## EXERCISE
All the records below must be returned exactly as they stand.
SUPPLIED MATERIAL Start Marker
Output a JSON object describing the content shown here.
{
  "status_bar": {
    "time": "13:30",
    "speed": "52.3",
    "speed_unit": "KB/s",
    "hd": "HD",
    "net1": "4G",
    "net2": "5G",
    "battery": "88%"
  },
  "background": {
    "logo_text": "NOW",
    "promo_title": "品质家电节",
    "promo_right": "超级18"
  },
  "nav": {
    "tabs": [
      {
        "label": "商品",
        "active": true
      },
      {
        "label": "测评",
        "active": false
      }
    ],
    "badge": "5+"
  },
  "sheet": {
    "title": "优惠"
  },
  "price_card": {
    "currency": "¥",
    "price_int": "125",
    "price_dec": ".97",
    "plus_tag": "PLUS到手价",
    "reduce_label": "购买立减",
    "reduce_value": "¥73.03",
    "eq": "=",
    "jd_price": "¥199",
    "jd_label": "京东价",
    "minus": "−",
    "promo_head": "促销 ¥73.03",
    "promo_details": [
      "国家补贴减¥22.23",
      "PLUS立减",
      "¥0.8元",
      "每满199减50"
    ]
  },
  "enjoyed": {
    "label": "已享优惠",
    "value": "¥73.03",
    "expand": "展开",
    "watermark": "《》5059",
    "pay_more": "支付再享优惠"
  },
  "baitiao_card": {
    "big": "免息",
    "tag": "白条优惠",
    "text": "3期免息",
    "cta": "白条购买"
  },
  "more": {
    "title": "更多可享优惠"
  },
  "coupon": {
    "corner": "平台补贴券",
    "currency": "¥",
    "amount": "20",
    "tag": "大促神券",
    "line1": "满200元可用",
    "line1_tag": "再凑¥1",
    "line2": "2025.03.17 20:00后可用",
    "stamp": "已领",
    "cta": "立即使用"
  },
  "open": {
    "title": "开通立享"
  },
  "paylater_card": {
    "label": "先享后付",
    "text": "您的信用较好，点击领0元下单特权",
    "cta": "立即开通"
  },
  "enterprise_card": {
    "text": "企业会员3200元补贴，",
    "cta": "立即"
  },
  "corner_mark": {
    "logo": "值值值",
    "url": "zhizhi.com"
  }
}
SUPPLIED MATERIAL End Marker
## SOLUTION TO THIS EXERCISE
Output a JSON object describing the content shown here.
{
  "status_bar": {
    "time": "13:30",
    "speed": "52.3",
    "speed_unit": "KB/s",
    "hd": "HD",
    "net1": "4G",
    "net2": "5G",
    "battery": "88%"
  },
  "background": {
    "logo_text": "NOW",
    "promo_title": "品质家电节",
    "promo_right": "超级18"
  },
  "nav": {
    "tabs": [
      {
        "label": "商品",
        "active": true
      },
      {
        "label": "测评",
        "active": false
      }
    ],
    "badge": "5+"
  },
  "sheet": {
    "title": "优惠"
  },
  "price_card": {
    "currency": "¥",
    "price_int": "125",
    "price_dec": ".97",
    "plus_tag": "PLUS到手价",
    "reduce_label": "购买立减",
    "reduce_value": "¥73.03",
    "eq": "=",
    "jd_price": "¥199",
    "jd_label": "京东价",
    "minus": "−",
    "promo_head": "促销 ¥73.03",
    "promo_details": [
      "国家补贴减¥22.23",
      "PLUS立减",
      "¥0.8元",
      "每满199减50"
    ]
  },
  "enjoyed": {
    "label": "已享优惠",
    "value": "¥73.03",
    "expand": "展开",
    "watermark": "《》5059",
    "pay_more": "支付再享优惠"
  },
  "baitiao_card": {
    "big": "免息",
    "tag": "白条优惠",
    "text": "3期免息",
    "cta": "白条购买"
  },
  "more": {
    "title": "更多可享优惠"
  },
  "coupon": {
    "corner": "平台补贴券",
    "currency": "¥",
    "amount": "20",
    "tag": "大促神券",
    "line1": "满200元可用",
    "line1_tag": "再凑¥1",
    "line2": "2025.03.17 20:00后可用",
    "stamp": "已领",
    "cta": "立即使用"
  },
  "open": {
    "title": "开通立享"
  },
  "paylater_card": {
    "label": "先享后付",
    "text": "您的信用较好，点击领0元下单特权",
    "cta": "立即开通"
  },
  "enterprise_card": {
    "text": "企业会员3200元补贴，",
    "cta": "立即"
  },
  "corner_mark": {
    "logo": "值值值",
    "url": "zhizhi.com"
  }
}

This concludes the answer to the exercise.